Sour grapes is one thing, but reviewing a restaurant you've never been to (mistakenly,) or trolling, I've seen those to. He has a ton of great reviews, but 54 reviews so bad Yelp has pulled them. I laughed at a few of them because the person complained about something the restaurant has never served, or about service the restaurant (which is a "fast food" restaurant) has never provided ("the waiter was snobby and difficult to work with.")
But there were also a lot of good reviews that gave low/lower points on yelp because of valid criticisms, and even stuff I've seen going into his restaurant. I've had mixed up orders, and stuff missing from my meal...but he didn't seem too upset by those reviews either since he knew they were stuff he had to fix.
Here's a free tip to the companies: if you provided good services at a fair price, you wouldn't get reviews that were so bad that you had to sue people.
And another couple: You are going to get bad reviews; don't take them personally unless there is something you can do to fix the problem they are criticizing you about. People are more likely to complain than praise, and you just can't please some people. Also realize that bad reviews help consumers too...if you have a spotless record in reviews, we are going to think something is a little fishy. Having a 99.5% positive rating is more valuable than a 100%. And whatever you do, don't be a dick.
Re: Re: Lesson 1: Don't post who you are on the internet
And use a proxy when posting so they can't get anything useful if they find a judge who actually believes that IP addresses can identify a single person.
Hopefully a proxy that doesn't keep records...which is hard to find today. Otherwise the judge just asks the proxy for your information and you're toast (though, I suspect that if you find a competent lawyer, and push the issue, the law will eventually side with you that this is an unconstitutional abuse of the 1st amendment.)
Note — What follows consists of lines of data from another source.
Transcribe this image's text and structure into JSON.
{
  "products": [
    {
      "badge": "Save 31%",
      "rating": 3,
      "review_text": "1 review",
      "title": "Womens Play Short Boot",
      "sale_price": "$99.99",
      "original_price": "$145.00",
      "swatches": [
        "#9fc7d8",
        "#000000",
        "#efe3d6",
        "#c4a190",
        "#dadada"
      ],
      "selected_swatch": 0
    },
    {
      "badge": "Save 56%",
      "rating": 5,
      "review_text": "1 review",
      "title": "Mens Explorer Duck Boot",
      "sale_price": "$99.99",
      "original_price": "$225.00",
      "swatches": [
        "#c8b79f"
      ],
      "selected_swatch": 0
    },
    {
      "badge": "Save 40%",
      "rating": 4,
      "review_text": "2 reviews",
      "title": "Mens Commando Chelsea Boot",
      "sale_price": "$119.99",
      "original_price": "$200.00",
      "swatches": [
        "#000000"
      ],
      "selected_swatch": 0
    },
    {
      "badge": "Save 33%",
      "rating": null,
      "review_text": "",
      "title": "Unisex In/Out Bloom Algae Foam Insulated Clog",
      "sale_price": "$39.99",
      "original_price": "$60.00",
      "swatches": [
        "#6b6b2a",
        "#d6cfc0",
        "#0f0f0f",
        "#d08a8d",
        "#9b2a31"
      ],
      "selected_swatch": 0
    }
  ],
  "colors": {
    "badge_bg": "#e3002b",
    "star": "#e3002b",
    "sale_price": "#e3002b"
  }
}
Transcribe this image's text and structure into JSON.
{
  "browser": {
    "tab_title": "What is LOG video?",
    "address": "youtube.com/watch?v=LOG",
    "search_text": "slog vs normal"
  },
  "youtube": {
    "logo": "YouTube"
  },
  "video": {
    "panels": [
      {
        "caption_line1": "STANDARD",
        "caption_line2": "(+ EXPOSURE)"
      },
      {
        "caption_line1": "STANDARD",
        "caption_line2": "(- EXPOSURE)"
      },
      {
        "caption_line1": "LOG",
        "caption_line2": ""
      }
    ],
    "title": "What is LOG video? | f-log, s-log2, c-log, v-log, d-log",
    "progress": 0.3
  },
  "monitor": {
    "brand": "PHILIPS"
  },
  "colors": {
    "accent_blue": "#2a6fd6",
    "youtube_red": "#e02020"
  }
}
I'd rather companies go back to the old "We reserve the right to refuse service to anyone" model. If you don't like my opinion of your service, disown me as a consumer (I most likely already have disowned you anyway, but at least you'll feel good about it.) Playing these legal games with people's lives and financial well-being is only going to backfire in the long run, and in some cases, the short run.